Mobile phone masts might have been declared safe. But there is no knowing. Residents of housing complex in Bristol, England are panic-stricken after three cancer deaths since two masts were erected on the roof of the five-storey block.
Another four are battling the disease. The cancer rate on the top floor - where residents of five of the eight flats have been affected and the three who died all lived - is 20 per cent, ten times the national average.
Besides other residents complain of severe headaches. Cancer or headache, everything suffered by the residents is blamed on the radiation from the masts. The situation is so bad that the block is dubbed the Tower of Doom.
Orange, a service provider, has agreed to move its mast, but only after a five year campaign.
Orange has agreed to remove its mast after a five-year campaign by residents and pressure from the local authority. But it has caused anger with plans to move it to a residential street nearby.
The most recent death was that of John Llewellin, 63, who lost his battle against bowel cancer two weeks ago.
The other victims on the top floor are Hazel Frape, 63, who has had breast cancer, and 89-year-old Phyllis Smith who moved out after she contracted the same disease.
On the fourth floor Bernice Mitchell, 69, has battled womb cancer. On the second floor, 78-year-old Barbara Watts, who has lived in the block for 31 years, is in remission from breast cancer.
Many of the 110 residents, including Doreen Sheppard, 74, have complained of headaches and other health problems.

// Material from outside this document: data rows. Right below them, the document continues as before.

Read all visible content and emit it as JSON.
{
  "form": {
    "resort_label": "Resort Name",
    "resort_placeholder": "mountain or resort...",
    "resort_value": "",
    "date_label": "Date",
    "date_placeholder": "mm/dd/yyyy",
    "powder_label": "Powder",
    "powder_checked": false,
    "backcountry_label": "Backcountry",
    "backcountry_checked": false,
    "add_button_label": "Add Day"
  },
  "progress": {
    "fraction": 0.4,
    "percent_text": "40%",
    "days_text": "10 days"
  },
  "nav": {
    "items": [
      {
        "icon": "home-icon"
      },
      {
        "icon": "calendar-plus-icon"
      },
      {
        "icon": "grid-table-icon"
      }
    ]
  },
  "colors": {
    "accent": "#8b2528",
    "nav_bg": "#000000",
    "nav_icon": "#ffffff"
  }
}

She said: "The masts are bound to be doing something. I get terrible headaches and I've started suffering from Meniere's disease, where I lose my balance. I'm worried about the children on the estate as there are so many of them now."
Both masts were erected in 1994. South Gloucestershire Council served a notice asking for them to be removed when the ten-year contract expired three years ago.

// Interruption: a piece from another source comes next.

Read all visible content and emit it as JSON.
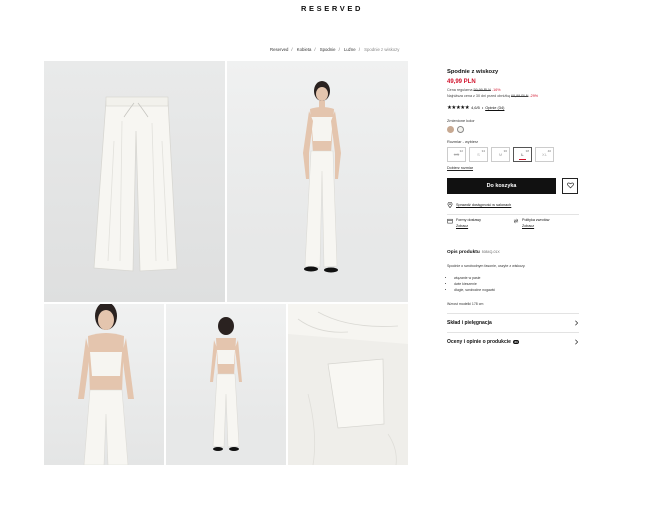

But because current guidelines say there is no risk from radiation the council does not have a legal right to force their removal.
After a long legal battle Orange has submitted a planning application to put the mast on top of a shopping precinct in a street near homes, a primary school and a public library.
Jeanette McCormack, 69, who has led a campaign against the mast, said a petition against the new location had gathered more than 200 names.
She added: "People of all ages who live and work near the mast will be exposed to the radiation and so there's a lot of anger about it."
World Health Organization guidelines have dismissed the risks of masts despite other evidence which has found they are harmful.
A spokesman for Orange said the company takes health and safety very seriously.
He added that the company was satisfied its mobile phone base stations do not present a health risk.
Vodafone is working on a new long term lease from South Gloucestershire Council. A spokesman said the company took residents' concerns "extremely seriously" and would continue to work with them and the council to provide reassurance.